**** Supplied material

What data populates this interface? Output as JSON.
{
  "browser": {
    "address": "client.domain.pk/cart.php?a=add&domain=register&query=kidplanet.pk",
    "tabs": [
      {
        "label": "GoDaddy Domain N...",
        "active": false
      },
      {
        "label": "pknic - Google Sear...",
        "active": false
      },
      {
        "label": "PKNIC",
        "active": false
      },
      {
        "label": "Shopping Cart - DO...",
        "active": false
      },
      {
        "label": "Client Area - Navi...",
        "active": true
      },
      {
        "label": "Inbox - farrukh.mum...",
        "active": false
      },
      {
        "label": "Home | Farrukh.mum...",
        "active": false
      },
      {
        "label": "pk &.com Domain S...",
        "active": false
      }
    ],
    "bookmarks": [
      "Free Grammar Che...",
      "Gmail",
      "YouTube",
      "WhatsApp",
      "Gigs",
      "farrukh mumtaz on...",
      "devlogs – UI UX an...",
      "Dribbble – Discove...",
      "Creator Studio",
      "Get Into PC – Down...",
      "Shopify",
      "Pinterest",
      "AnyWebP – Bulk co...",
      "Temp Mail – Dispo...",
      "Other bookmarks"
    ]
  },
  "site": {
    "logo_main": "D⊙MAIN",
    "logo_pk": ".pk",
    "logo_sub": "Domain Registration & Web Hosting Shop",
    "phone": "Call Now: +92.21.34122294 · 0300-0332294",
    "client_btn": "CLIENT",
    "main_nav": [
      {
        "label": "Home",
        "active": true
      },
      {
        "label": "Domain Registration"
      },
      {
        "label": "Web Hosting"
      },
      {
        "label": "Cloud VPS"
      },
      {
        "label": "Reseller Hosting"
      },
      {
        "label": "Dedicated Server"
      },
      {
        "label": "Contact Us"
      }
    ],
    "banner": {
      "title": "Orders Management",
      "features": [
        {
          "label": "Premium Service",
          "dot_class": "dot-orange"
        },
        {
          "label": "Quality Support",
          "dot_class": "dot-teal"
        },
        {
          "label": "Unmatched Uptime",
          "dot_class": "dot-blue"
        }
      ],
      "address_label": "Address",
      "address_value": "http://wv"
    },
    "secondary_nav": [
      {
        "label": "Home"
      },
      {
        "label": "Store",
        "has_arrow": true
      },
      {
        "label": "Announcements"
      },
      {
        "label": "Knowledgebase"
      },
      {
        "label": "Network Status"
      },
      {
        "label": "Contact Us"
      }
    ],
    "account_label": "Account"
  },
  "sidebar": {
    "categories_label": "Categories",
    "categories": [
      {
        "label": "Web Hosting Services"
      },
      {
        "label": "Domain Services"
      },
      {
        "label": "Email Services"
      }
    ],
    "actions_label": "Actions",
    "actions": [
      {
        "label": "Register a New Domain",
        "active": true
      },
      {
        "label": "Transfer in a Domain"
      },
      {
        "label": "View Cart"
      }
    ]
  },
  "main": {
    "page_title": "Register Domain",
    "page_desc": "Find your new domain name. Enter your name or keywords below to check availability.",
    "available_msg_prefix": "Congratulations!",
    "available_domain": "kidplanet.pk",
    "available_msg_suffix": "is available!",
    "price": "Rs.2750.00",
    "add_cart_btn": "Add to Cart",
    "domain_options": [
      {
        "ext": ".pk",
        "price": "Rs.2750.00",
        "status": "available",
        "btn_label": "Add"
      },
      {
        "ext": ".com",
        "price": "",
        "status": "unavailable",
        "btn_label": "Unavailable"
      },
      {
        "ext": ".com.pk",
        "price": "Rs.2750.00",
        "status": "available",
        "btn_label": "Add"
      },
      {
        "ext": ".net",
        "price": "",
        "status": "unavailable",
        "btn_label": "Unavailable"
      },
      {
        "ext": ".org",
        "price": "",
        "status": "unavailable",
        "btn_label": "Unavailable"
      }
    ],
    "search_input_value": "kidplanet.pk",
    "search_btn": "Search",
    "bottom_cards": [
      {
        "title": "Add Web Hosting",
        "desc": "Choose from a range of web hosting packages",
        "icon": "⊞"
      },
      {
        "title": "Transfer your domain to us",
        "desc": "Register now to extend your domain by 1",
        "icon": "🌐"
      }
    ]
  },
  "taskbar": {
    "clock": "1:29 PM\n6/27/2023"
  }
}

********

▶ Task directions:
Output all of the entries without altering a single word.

▶ Task answer:
What data populates this interface? Output as JSON.
{
  "browser": {
    "address": "client.domain.pk/cart.php?a=add&domain=register&query=kidplanet.pk",
    "tabs": [
      {
        "label": "GoDaddy Domain N...",
        "active": false
      },
      {
        "label": "pknic - Google Sear...",
        "active": false
      },
      {
        "label": "PKNIC",
        "active": false
      },
      {
        "label": "Shopping Cart - DO...",
        "active": false
      },
      {
        "label": "Client Area - Navi...",
        "active": true
      },
      {
        "label": "Inbox - farrukh.mum...",
        "active": false
      },
      {
        "label": "Home | Farrukh.mum...",
        "active": false
      },
      {
        "label": "pk &.com Domain S...",
        "active": false
      }
    ],
    "bookmarks": [
      "Free Grammar Che...",
      "Gmail",
      "YouTube",
      "WhatsApp",
      "Gigs",
      "farrukh mumtaz on...",
      "devlogs – UI UX an...",
      "Dribbble – Discove...",
      "Creator Studio",
      "Get Into PC – Down...",
      "Shopify",
      "Pinterest",
      "AnyWebP – Bulk co...",
      "Temp Mail – Dispo...",
      "Other bookmarks"
    ]
  },
  "site": {
    "logo_main": "D⊙MAIN",
    "logo_pk": ".pk",
    "logo_sub": "Domain Registration & Web Hosting Shop",
    "phone": "Call Now: +92.21.34122294 · 0300-0332294",
    "client_btn": "CLIENT",
    "main_nav": [
      {
        "label": "Home",
        "active": true
      },
      {
        "label": "Domain Registration"
      },
      {
        "label": "Web Hosting"
      },
      {
        "label": "Cloud VPS"
      },
      {
        "label": "Reseller Hosting"
      },
      {
        "label": "Dedicated Server"
      },
      {
        "label": "Contact Us"
      }
    ],
    "banner": {
      "title": "Orders Management",
      "features": [
        {
          "label": "Premium Service",
          "dot_class": "dot-orange"
        },
        {
          "label": "Quality Support",
          "dot_class": "dot-teal"
        },
        {
          "label": "Unmatched Uptime",
          "dot_class": "dot-blue"
        }
      ],
      "address_label": "Address",
      "address_value": "http://wv"
    },
    "secondary_nav": [
      {
        "label": "Home"
      },
      {
        "label": "Store",
        "has_arrow": true
      },
      {
        "label": "Announcements"
      },
      {
        "label": "Knowledgebase"
      },
      {
        "label": "Network Status"
      },
      {
        "label": "Contact Us"
      }
    ],
    "account_label": "Account"
  },
  "sidebar": {
    "categories_label": "Categories",
    "categories": [
      {
        "label": "Web Hosting Services"
      },
      {
        "label": "Domain Services"
      },
      {
        "label": "Email Services"
      }
    ],
    "actions_label": "Actions",
    "actions": [
      {
        "label": "Register a New Domain",
        "active": true
      },
      {
        "label": "Transfer in a Domain"
      },
      {
        "label": "View Cart"
      }
    ]
  },
  "main": {
    "page_title": "Register Domain",
    "page_desc": "Find your new domain name. Enter your name or keywords below to check availability.",
    "available_msg_prefix": "Congratulations!",
    "available_domain": "kidplanet.pk",
    "available_msg_suffix": "is available!",
    "price": "Rs.2750.00",
    "add_cart_btn": "Add to Cart",
    "domain_options": [
      {
        "ext": ".pk",
        "price": "Rs.2750.00",
        "status": "available",
        "btn_label": "Add"
      },
      {
        "ext": ".com",
        "price": "",
        "status": "unavailable",
        "btn_label": "Unavailable"
      },
      {
        "ext": ".com.pk",
        "price": "Rs.2750.00",
        "status": "available",
        "btn_label": "Add"
      },
      {
        "ext": ".net",
        "price": "",
        "status": "unavailable",
        "btn_label": "Unavailable"
      },
      {
        "ext": ".org",
        "price": "",
        "status": "unavailable",
        "btn_label": "Unavailable"
      }
    ],
    "search_input_value": "kidplanet.pk",
    "search_btn": "Search",
    "bottom_cards": [
      {
        "title": "Add Web Hosting",
        "desc": "Choose from a range of web hosting packages",
        "icon": "⊞"
      },
      {
        "title": "Transfer your domain to us",
        "desc": "Register now to extend your domain by 1",
        "icon": "🌐"
      }
    ]
  },
  "taskbar": {
    "clock": "1:29 PM\n6/27/2023"
  }
}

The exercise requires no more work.